> _Entries provided_:
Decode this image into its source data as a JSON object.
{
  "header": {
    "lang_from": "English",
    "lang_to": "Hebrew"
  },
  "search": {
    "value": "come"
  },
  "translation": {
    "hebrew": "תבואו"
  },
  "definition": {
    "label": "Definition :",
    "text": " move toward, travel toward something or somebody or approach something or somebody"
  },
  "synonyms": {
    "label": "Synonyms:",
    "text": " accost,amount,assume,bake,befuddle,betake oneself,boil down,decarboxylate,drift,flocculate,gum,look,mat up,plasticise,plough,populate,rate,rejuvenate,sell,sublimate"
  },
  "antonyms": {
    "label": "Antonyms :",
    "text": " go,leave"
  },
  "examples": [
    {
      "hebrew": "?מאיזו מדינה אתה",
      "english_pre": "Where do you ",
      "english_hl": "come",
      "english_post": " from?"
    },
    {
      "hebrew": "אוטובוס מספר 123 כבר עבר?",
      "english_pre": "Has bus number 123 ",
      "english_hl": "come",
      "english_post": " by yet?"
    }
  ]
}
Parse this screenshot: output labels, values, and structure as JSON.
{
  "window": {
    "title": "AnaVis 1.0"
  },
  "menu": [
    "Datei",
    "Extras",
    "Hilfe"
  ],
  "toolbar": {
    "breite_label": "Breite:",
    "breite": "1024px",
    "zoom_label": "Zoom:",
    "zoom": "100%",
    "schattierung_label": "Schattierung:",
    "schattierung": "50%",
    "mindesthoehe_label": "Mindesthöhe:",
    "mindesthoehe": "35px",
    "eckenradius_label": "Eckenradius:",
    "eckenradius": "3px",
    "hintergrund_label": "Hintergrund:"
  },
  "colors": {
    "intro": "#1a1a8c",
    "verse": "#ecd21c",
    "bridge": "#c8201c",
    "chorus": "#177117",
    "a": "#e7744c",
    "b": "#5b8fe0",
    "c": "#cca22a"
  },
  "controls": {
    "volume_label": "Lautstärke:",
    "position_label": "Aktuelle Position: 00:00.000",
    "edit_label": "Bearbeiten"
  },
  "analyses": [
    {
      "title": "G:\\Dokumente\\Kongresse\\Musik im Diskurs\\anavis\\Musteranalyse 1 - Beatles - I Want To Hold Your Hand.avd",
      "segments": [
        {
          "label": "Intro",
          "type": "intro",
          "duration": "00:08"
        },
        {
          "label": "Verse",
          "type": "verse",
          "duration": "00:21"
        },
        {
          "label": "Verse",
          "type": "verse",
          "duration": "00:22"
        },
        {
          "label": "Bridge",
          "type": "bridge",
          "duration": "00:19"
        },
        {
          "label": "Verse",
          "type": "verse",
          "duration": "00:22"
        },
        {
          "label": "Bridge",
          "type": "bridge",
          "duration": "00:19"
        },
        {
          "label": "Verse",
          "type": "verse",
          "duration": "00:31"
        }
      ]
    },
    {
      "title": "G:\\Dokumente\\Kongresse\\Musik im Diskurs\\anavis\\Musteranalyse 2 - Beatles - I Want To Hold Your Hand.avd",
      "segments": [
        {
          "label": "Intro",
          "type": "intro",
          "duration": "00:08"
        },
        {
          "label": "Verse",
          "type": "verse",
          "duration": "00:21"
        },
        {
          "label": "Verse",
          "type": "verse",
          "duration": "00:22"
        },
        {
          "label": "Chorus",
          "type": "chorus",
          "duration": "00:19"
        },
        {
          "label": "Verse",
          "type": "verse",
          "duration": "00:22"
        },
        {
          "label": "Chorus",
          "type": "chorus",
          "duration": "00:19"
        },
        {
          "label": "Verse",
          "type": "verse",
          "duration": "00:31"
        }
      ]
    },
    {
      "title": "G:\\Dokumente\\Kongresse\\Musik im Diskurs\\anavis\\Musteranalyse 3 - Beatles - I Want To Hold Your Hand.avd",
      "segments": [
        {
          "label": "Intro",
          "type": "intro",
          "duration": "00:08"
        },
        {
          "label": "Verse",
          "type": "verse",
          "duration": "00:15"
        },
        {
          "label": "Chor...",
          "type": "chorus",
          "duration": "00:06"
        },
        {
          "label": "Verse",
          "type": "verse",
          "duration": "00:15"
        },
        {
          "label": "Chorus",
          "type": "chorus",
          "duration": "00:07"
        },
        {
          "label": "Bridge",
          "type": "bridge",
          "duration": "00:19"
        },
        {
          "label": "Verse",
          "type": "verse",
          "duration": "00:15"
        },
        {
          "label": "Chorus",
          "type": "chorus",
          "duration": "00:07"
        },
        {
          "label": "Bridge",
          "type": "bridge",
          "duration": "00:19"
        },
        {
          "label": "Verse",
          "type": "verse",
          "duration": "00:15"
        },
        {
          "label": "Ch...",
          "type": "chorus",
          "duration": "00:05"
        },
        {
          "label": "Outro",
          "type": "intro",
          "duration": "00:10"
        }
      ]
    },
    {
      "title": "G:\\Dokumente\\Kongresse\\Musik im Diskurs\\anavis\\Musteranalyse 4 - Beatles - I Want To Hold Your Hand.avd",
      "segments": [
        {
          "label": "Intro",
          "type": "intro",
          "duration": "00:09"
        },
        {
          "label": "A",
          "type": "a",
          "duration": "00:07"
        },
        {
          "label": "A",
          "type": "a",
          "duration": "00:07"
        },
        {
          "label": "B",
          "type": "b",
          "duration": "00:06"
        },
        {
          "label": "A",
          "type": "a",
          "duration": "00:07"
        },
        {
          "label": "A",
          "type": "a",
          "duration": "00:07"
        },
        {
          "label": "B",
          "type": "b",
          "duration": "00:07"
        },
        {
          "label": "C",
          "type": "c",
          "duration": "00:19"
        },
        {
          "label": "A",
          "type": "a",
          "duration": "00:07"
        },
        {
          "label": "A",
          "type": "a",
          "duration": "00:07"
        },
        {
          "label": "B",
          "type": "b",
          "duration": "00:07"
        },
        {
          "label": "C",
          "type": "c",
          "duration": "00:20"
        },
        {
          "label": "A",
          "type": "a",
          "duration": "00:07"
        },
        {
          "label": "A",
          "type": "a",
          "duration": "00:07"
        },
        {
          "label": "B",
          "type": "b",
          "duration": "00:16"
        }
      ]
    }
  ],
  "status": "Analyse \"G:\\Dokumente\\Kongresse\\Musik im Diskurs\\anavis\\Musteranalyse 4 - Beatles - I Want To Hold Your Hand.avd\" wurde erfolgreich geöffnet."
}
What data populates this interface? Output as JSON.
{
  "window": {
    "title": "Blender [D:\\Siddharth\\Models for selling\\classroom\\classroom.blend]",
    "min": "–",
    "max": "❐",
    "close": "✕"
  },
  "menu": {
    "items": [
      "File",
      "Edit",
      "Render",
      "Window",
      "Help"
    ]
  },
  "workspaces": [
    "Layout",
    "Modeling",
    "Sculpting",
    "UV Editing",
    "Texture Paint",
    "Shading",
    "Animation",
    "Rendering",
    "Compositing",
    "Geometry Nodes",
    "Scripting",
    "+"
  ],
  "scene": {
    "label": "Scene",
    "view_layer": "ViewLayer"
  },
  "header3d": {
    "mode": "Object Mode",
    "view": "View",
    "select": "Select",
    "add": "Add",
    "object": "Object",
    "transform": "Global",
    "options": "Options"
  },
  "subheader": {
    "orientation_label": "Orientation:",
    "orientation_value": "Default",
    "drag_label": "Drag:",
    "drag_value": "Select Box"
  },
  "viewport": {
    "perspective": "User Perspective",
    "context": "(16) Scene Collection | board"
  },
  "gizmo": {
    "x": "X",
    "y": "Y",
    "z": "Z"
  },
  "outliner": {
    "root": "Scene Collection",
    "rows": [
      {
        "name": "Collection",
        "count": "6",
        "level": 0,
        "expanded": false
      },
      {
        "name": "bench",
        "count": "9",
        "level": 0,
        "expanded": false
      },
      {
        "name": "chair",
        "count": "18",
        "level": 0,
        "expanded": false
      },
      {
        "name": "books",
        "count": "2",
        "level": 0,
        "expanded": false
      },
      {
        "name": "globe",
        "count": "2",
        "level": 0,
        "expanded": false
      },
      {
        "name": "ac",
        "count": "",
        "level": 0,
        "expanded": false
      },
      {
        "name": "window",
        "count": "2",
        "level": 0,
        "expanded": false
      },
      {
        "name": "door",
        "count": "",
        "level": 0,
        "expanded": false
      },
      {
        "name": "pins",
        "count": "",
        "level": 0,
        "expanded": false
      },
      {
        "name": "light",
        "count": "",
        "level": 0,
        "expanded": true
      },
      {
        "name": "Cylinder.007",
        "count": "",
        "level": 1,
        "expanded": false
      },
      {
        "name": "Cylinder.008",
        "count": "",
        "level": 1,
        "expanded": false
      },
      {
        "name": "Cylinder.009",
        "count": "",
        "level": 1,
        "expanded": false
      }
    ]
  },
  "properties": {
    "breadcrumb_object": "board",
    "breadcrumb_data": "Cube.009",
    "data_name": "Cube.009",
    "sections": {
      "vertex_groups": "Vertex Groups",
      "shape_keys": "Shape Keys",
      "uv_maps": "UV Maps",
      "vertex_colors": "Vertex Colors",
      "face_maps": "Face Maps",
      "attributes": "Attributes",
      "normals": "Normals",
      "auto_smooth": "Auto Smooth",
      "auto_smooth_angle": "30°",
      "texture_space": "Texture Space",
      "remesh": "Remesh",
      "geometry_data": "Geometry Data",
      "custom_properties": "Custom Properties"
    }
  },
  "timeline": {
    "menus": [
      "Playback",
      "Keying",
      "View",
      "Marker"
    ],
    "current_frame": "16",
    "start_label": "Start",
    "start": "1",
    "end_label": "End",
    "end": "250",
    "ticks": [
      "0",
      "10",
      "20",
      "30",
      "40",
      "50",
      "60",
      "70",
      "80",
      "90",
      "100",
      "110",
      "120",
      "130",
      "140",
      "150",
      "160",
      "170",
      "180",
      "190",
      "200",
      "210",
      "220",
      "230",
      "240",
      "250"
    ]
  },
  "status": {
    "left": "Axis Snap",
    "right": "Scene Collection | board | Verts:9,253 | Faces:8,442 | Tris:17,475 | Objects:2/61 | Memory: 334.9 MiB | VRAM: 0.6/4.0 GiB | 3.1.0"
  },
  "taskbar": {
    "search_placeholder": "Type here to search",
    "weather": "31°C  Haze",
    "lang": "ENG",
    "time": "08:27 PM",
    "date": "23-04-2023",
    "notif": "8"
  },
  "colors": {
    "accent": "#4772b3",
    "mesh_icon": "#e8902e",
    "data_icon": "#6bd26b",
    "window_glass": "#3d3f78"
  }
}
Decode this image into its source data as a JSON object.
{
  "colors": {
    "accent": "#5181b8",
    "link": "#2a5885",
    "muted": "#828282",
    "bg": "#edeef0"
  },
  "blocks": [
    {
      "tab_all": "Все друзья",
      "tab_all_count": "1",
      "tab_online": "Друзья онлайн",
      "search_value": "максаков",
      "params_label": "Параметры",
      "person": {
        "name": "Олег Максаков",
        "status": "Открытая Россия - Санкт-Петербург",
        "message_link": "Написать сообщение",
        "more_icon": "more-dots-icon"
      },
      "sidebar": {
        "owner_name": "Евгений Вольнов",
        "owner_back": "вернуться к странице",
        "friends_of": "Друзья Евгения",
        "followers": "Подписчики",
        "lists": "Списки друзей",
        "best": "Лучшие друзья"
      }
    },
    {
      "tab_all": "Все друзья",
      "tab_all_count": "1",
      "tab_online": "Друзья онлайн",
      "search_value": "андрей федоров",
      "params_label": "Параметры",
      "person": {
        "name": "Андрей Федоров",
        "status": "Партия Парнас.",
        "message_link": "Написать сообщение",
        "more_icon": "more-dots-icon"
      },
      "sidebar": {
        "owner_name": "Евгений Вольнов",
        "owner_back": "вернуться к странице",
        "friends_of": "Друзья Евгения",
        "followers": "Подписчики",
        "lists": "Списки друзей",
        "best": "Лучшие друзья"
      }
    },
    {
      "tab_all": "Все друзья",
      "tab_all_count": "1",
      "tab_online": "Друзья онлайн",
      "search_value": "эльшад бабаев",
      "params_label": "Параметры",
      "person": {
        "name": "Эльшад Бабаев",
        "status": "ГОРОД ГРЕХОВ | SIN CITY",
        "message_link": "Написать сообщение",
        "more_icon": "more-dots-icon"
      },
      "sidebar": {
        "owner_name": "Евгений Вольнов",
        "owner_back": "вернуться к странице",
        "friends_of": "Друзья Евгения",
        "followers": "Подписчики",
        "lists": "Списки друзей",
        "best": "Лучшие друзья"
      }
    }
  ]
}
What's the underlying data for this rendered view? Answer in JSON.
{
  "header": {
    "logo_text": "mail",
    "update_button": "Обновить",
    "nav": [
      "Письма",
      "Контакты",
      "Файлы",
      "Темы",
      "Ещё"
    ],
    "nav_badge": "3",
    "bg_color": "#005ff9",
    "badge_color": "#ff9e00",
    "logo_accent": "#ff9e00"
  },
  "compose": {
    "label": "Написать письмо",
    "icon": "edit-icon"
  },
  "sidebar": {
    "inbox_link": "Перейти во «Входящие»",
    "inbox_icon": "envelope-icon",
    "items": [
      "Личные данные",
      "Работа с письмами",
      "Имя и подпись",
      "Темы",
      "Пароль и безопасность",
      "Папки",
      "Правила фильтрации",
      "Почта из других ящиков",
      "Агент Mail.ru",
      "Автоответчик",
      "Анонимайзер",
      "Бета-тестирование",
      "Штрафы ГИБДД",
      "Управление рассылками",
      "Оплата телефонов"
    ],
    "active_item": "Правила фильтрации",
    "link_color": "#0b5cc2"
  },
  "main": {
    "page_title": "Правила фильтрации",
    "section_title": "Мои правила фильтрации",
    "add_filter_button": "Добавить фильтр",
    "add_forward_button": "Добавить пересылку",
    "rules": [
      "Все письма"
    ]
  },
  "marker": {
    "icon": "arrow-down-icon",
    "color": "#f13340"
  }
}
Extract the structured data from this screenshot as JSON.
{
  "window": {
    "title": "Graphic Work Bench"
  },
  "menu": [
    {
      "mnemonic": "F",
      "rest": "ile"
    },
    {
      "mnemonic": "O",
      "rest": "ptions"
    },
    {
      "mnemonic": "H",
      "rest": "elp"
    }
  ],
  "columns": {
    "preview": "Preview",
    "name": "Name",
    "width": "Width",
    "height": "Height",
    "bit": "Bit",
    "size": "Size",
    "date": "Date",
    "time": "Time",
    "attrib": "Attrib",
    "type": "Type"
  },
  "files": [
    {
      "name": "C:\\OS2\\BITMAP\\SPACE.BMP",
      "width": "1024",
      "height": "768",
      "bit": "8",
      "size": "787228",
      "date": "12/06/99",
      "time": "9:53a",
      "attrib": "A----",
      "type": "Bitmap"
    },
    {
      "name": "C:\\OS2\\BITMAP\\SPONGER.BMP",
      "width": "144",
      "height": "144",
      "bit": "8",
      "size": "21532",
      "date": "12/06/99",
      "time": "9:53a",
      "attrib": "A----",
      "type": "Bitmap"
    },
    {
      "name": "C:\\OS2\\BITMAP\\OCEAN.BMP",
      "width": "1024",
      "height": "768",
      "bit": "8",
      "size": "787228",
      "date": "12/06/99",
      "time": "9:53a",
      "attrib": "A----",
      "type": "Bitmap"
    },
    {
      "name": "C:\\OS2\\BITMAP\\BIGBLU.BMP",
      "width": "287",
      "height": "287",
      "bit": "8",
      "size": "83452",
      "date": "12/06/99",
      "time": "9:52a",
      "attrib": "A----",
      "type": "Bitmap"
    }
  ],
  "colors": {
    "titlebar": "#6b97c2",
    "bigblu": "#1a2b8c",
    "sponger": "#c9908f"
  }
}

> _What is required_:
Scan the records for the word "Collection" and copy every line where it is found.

> _Reply to the task_:
    "context": "(16) Scene Collection | board"
    "root": "Scene Collection",
        "name": "Collection",
    "right": "Scene Collection | board | Verts:9,253 | Faces:8,442 | Tris:17,475 | Objects:2/61 | Memory: 334.9 MiB | VRAM: 0.6/4.0 GiB | 3.1.0"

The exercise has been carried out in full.